Having cut base to size, I stick a piece of magnetic vinyl on the underside that’s about 2mm smaller than the base, so that it doesn’t protrude from underneath the base on any side due to my usual inaccuracies in cutting. The magnetic vinyl stops the troops from sliding around and damaging themselves in the steel tool-boxes I use for storage. My dear departed signwriter mother used to use this for making removable vehicle signs and I would then get the off-cuts. My stocks lasted for nine years after her death, but finally ran out last year. There are companies selling magnetic vinyl directly to wargamers, but I bought a load from a company called First4Magnets, which works out quite a lot cheaper than dealing with a hobby middle-man. I’ve also bought magnets for tank turrets and aircraft from them – all excellent and a hell of a lot cheaper than those sold by wargame companies.

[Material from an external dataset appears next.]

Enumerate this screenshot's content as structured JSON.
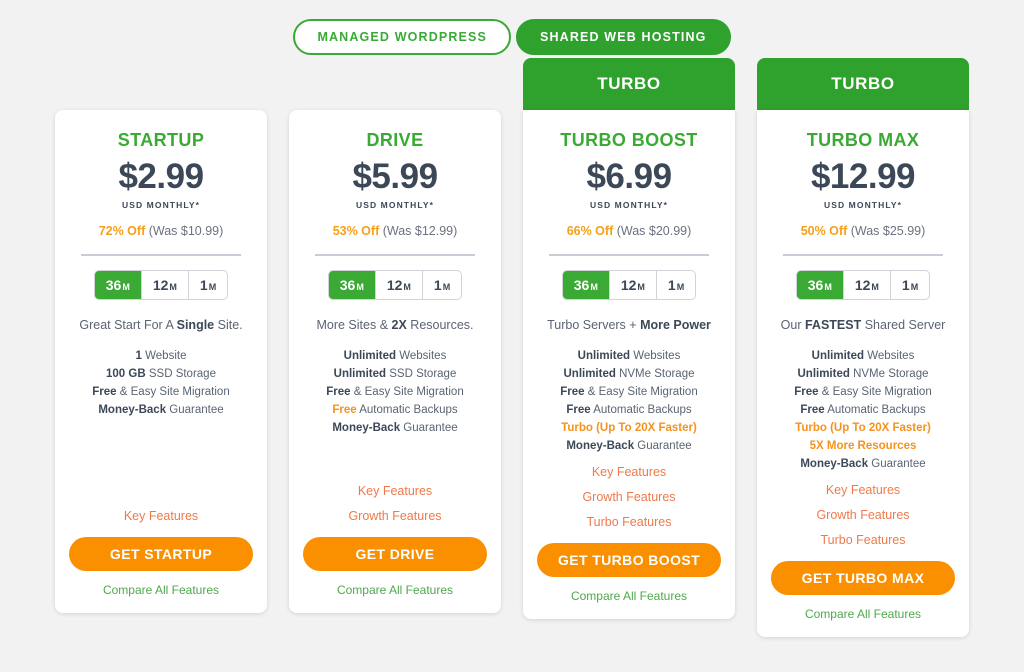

I then stick the painted figures to the base using UHU contact adhesive, which takes about two hours to dry before applying the base-texture. I then paint the base with slightly-watered PVA glue and dip into fine, DRIED sand (I used to use fine dune-sand off the beach, but now use supermarket play-sand, which was very cheap and one sack provides enough sand to last me decades. The PVA and sand takes about two hours to dry at normal room temperature, but I usually stick them in a long biscuit tin and sit them on top of the radiator, which usually dries them in less than half an hour. Then I paint the bases in Humbrol 29 Dark Earth and after drying, dry-brush in Humbrol 94 Brown-Yellow. Once the paint is totally dry I paint irregular patches of well-thinned PVA and then dip into Woodland Scenics Blended Turf flock, which in the I buy from Hattons. Done. 🙂